“In front of our brave and heroic soldiers, there is one prior mission: To defeat the murderous enemy and secure our existence in our land… The IDF is the most moral army in the world; the IDF does everything to avoid harming the the uninvolved.”
The uninvolved here, civilians protected under international law and the basic human decency of our IDF, being the non-Amalekites.
The biblical narrative continues as Saul disobeys the word of the Lord, sparing the life of Amalekite King Agag, which leads to Saul’s eventual ruin, and even future consequences for the nation of Israel.
The reason the Parshat Zachor falls on the Shabbat before the Purim feast, is because it is here, 600 years later, that a stunning arrangement of circumstances occurs.
Providentially, Mordechai and Esther, Benjaminites from the lineage of Saul, find themselves positioned in the royal family, with Esther as queen. Esther is called for such a time as this – that she might help spare the lives of their people. They work together to courageously thwart the plans of the wicked Haman, who is coincidentally (or not) from the lineage of the King Agag – yes, the same Agag spared by King Saul – in a reversal of the story of their ancestors.
The importance of the greater narrative of the Amalekites circles back the first battle in which scripture says, “the Lord will have war with Amalek from generation to generation.”
Saul’s neglect to exercise justice at the prescribed command of the Lord left future generations open to attack. This leaves us with a lesson on the consequences of confusing mercy with the need for justice.
While the physical descendants of the Amalekites are unknown today, this existential battle persists through the ideological descendants of Amalek. Each generation has to contend with this spirit of antisemitism that began in ancient times.
The process of remembering is not one of merely looking backwards, but rather that of a spiral, cycling around every year – and every generation – while simultaneously moving forward.
Prime Minister Netanyahu was not inciting genocide. Rather, he was participating in the tradition of his people, calling them into the command to remember the evil that was done to them, and bringing the Hamas attack into the greater context of Jewish history.

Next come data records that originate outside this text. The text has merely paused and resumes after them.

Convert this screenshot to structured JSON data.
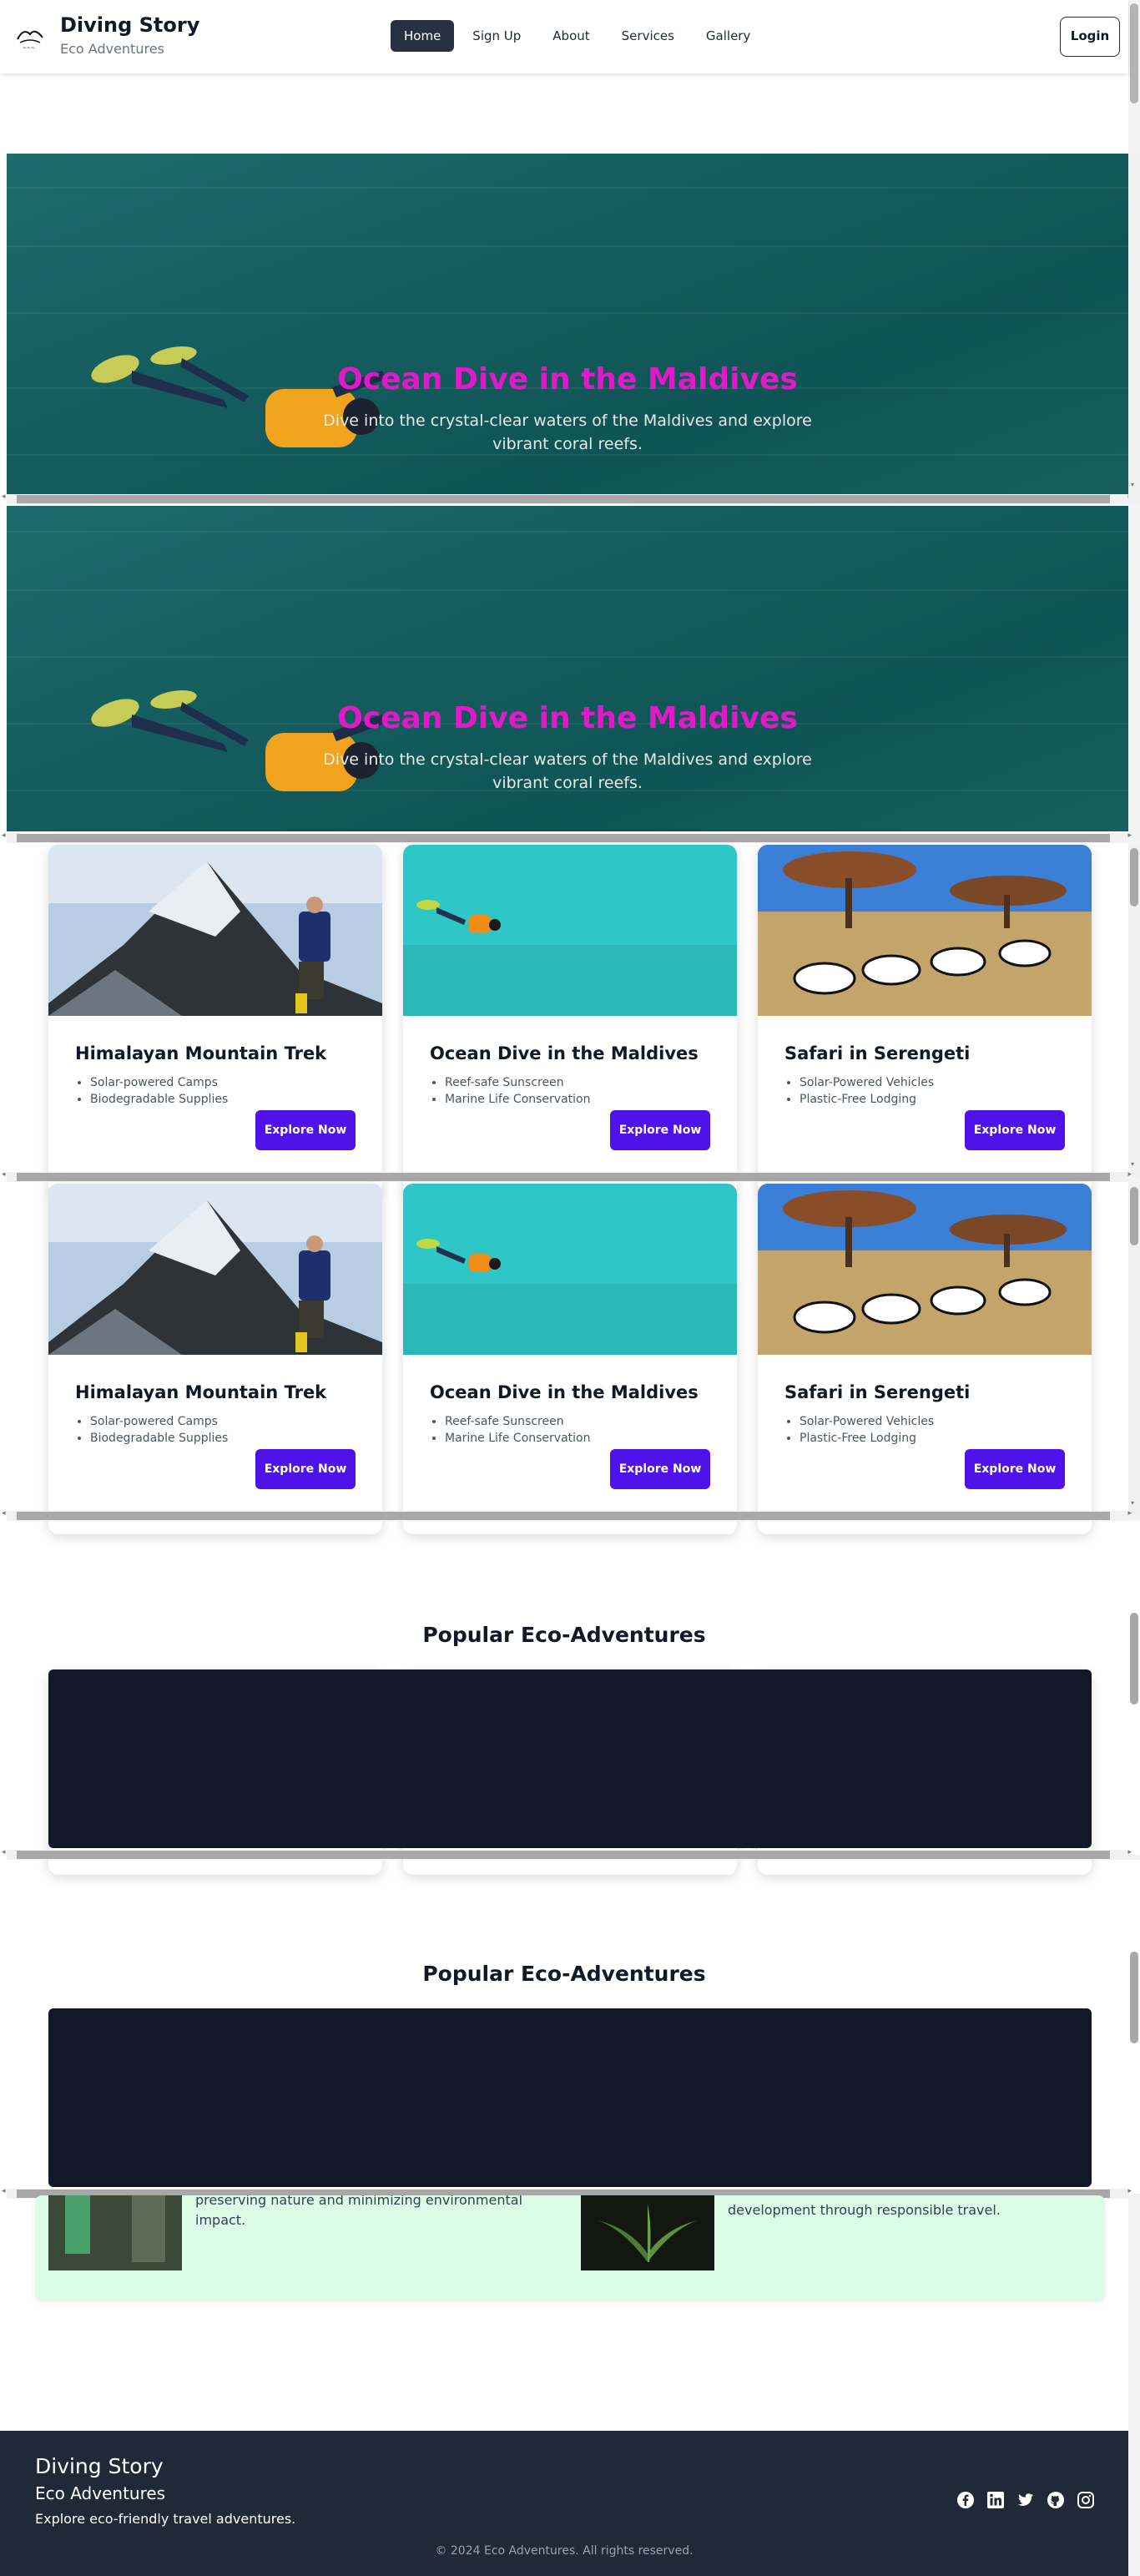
{
  "header": {
    "brand_title": "Diving Story",
    "brand_subtitle": "Eco Adventures",
    "nav": [
      {
        "label": "Home",
        "active": true
      },
      {
        "label": "Sign Up"
      },
      {
        "label": "About"
      },
      {
        "label": "Services"
      },
      {
        "label": "Gallery"
      }
    ],
    "login_label": "Login"
  },
  "hero": {
    "title": "Ocean Dive in the Maldives",
    "description": "Dive into the crystal-clear waters of the Maldives and explore vibrant coral reefs.",
    "title_color": "#e11ac7"
  },
  "cards": [
    {
      "title": "Himalayan Mountain Trek",
      "features": [
        "Solar-powered Camps",
        "Biodegradable Supplies"
      ],
      "button": "Explore Now"
    },
    {
      "title": "Ocean Dive in the Maldives",
      "features": [
        "Reef-safe Sunscreen",
        "Marine Life Conservation"
      ],
      "button": "Explore Now"
    },
    {
      "title": "Safari in Serengeti",
      "features": [
        "Solar-Powered Vehicles",
        "Plastic-Free Lodging"
      ],
      "button": "Explore Now"
    }
  ],
  "popular": {
    "title": "Popular Eco-Adventures"
  },
  "green": {
    "left_text_line1": "preserving nature and minimizing environmental",
    "left_text_line2": "impact.",
    "right_text": "development through responsible travel."
  },
  "footer": {
    "title": "Diving Story",
    "subtitle": "Eco Adventures",
    "tagline": "Explore eco-friendly travel adventures.",
    "social_icons": [
      "facebook-icon",
      "linkedin-icon",
      "twitter-icon",
      "github-icon",
      "instagram-icon"
    ],
    "copyright": "© 2024 Eco Adventures. All rights reserved."
  },
  "colors": {
    "primary_button": "#4f12e8",
    "footer_bg": "#1f2937",
    "dark_box": "#121828",
    "green_bg": "#dcfce7"
  }
}
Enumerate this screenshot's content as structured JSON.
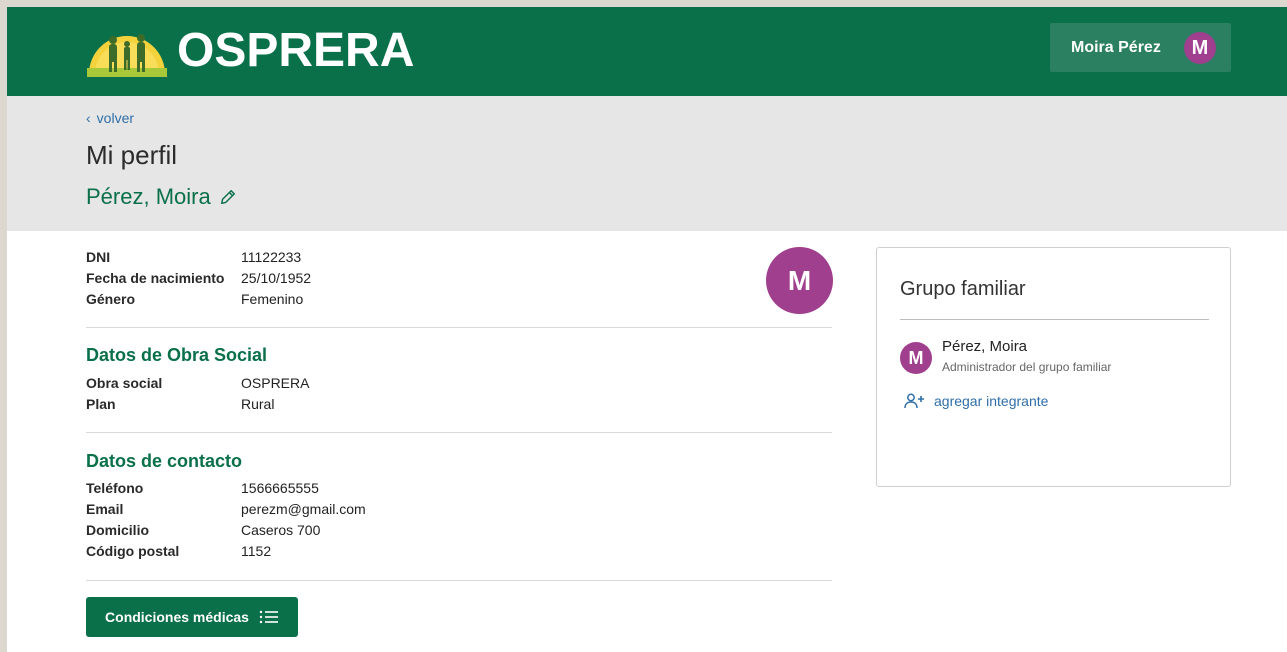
{
  "header": {
    "brand": "OSPRERA",
    "user_name": "Moira Pérez",
    "user_initial": "M"
  },
  "nav": {
    "back_label": "volver"
  },
  "page": {
    "title": "Mi perfil",
    "person_name": "Pérez, Moira",
    "avatar_initial": "M"
  },
  "personal": {
    "rows": [
      {
        "label": "DNI",
        "value": "11122233"
      },
      {
        "label": "Fecha de nacimiento",
        "value": "25/10/1952"
      },
      {
        "label": "Género",
        "value": "Femenino"
      }
    ]
  },
  "obra_social": {
    "title": "Datos de Obra Social",
    "rows": [
      {
        "label": "Obra social",
        "value": "OSPRERA"
      },
      {
        "label": "Plan",
        "value": "Rural"
      }
    ]
  },
  "contacto": {
    "title": "Datos de contacto",
    "rows": [
      {
        "label": "Teléfono",
        "value": "1566665555"
      },
      {
        "label": "Email",
        "value": "perezm@gmail.com"
      },
      {
        "label": "Domicilio",
        "value": "Caseros 700"
      },
      {
        "label": "Código postal",
        "value": "1152"
      }
    ]
  },
  "actions": {
    "condiciones_label": "Condiciones médicas"
  },
  "grupo": {
    "title": "Grupo familiar",
    "members": [
      {
        "initial": "M",
        "name": "Pérez, Moira",
        "role": "Administrador del grupo familiar"
      }
    ],
    "add_label": "agregar integrante"
  },
  "colors": {
    "brand_green": "#0a704a",
    "avatar_purple": "#a03f8e",
    "link_blue": "#2f6ea8"
  }
}
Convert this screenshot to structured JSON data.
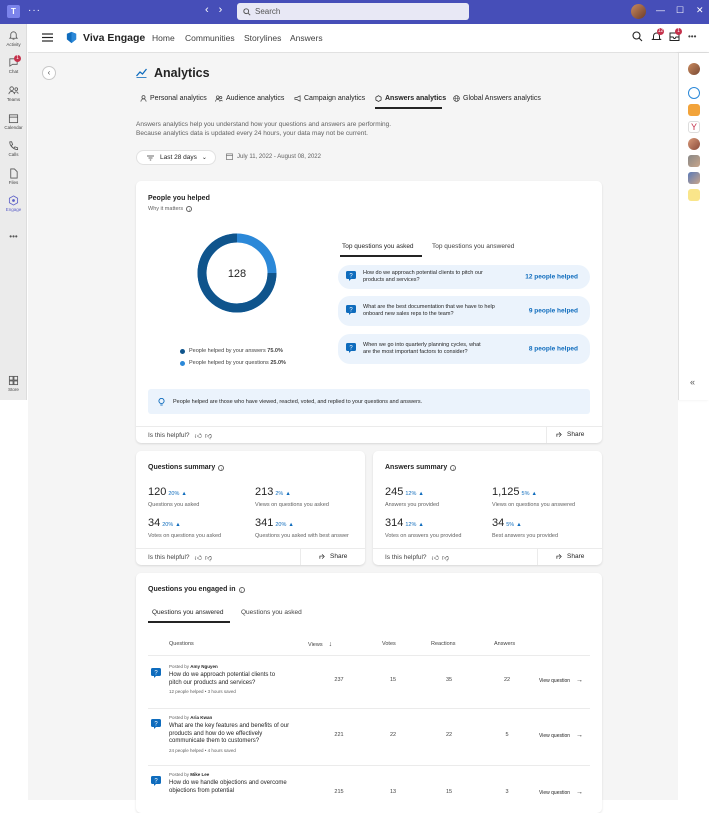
{
  "titlebar": {
    "search_placeholder": "Search"
  },
  "rail": {
    "items": [
      {
        "label": "Activity",
        "icon": "bell-icon"
      },
      {
        "label": "Chat",
        "icon": "chat-icon",
        "badge": "1"
      },
      {
        "label": "Teams",
        "icon": "teams-icon"
      },
      {
        "label": "Calendar",
        "icon": "calendar-icon"
      },
      {
        "label": "Calls",
        "icon": "phone-icon"
      },
      {
        "label": "Files",
        "icon": "file-icon"
      },
      {
        "label": "Engage",
        "icon": "engage-icon"
      },
      {
        "label": "Store",
        "icon": "store-icon"
      }
    ],
    "more": "•••"
  },
  "header": {
    "app_name": "Viva Engage",
    "nav": [
      "Home",
      "Communities",
      "Storylines",
      "Answers"
    ],
    "notif_badge": "12",
    "inbox_badge": "1",
    "more": "•••"
  },
  "page": {
    "title": "Analytics",
    "tabs": [
      "Personal analytics",
      "Audience analytics",
      "Campaign analytics",
      "Answers analytics",
      "Global Answers analytics"
    ],
    "active_tab": "Answers analytics",
    "description_1": "Answers analytics help you understand how your questions and answers are performing.",
    "description_2": "Because analytics data is updated every 24 hours, your data may not be current.",
    "date_filter": "Last 28 days",
    "date_range": "July 11, 2022 - August 08, 2022"
  },
  "people_helped": {
    "title": "People you helped",
    "why": "Why it matters",
    "total": "128",
    "answers_pct": 75,
    "legend_answers_label": "People helped by your answers",
    "legend_answers_value": "75.0%",
    "legend_questions_label": "People helped by your questions",
    "legend_questions_value": "25.0%",
    "colors": {
      "answers": "#0f548c",
      "questions": "#2b88d8"
    },
    "tab_asked": "Top questions you asked",
    "tab_answered": "Top questions you answered",
    "top_questions": [
      {
        "text": "How do we approach potential clients to pitch our products and services?",
        "helped": "12 people helped"
      },
      {
        "text": "What are the best documentation that we have to help onboard new sales reps to the team?",
        "helped": "9 people helped"
      },
      {
        "text": "When we go into quarterly planning cycles, what are the most important factors to consider?",
        "helped": "8 people helped"
      }
    ],
    "info": "People helped are those who have viewed, reacted, voted, and replied to your questions and answers.",
    "helpful": "Is this helpful?",
    "share": "Share"
  },
  "questions_summary": {
    "title": "Questions summary",
    "stats": [
      {
        "value": "120",
        "change": "20%",
        "label": "Questions you asked"
      },
      {
        "value": "213",
        "change": "2%",
        "label": "Views on questions you asked"
      },
      {
        "value": "34",
        "change": "20%",
        "label": "Votes on questions you asked"
      },
      {
        "value": "341",
        "change": "20%",
        "label": "Questions you asked with best answer"
      }
    ],
    "helpful": "Is this helpful?",
    "share": "Share"
  },
  "answers_summary": {
    "title": "Answers summary",
    "stats": [
      {
        "value": "245",
        "change": "12%",
        "label": "Answers you provided"
      },
      {
        "value": "1,125",
        "change": "5%",
        "label": "Views on questions you answered"
      },
      {
        "value": "314",
        "change": "12%",
        "label": "Votes on answers you provided"
      },
      {
        "value": "34",
        "change": "5%",
        "label": "Best answers you provided"
      }
    ],
    "helpful": "Is this helpful?",
    "share": "Share"
  },
  "engaged": {
    "title": "Questions you engaged in",
    "tab_answered": "Questions you answered",
    "tab_asked": "Questions you asked",
    "columns": {
      "questions": "Questions",
      "views": "Views",
      "votes": "Votes",
      "reactions": "Reactions",
      "answers": "Answers"
    },
    "view_label": "View question",
    "posted_prefix": "Posted by",
    "rows": [
      {
        "author": "Amy Nguyen",
        "text": "How do we approach potential clients to pitch our products and services?",
        "meta": "12 people helped  •  3 hours saved",
        "views": "237",
        "votes": "15",
        "reactions": "35",
        "answers": "22"
      },
      {
        "author": "Aria Kwan",
        "text": "What are the key features and benefits of our products and how do we effectively communicate them to customers?",
        "meta": "24 people helped  •  4 hours saved",
        "views": "221",
        "votes": "22",
        "reactions": "22",
        "answers": "5"
      },
      {
        "author": "Mike Lee",
        "text": "How do we handle objections and overcome objections from potential",
        "meta": "",
        "views": "215",
        "votes": "13",
        "reactions": "15",
        "answers": "3"
      }
    ]
  }
}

The events of Oct. 7 showed us just how greatly Hamas exemplifies a spirit of Amalek, attacking the weak and vulnerable of Israel, in ways unimaginable.
In the face of such evil, neither South Africa, the ICJ, the antisemitic left or right – not anyone, for that matter – should have the public support of taking this tradition of Jewish thought, a framework for processing the suffering of their past, and spinning it against them.
This, in itself, comes in a spirit of Amalek.
If we are to take cues from Esther on how to find Amalek’s defeat, the answer begins with the courage to recognize these evils, and say so.
Not only is this accusation of genocidal incitement a distortion, it’s just plain wrong.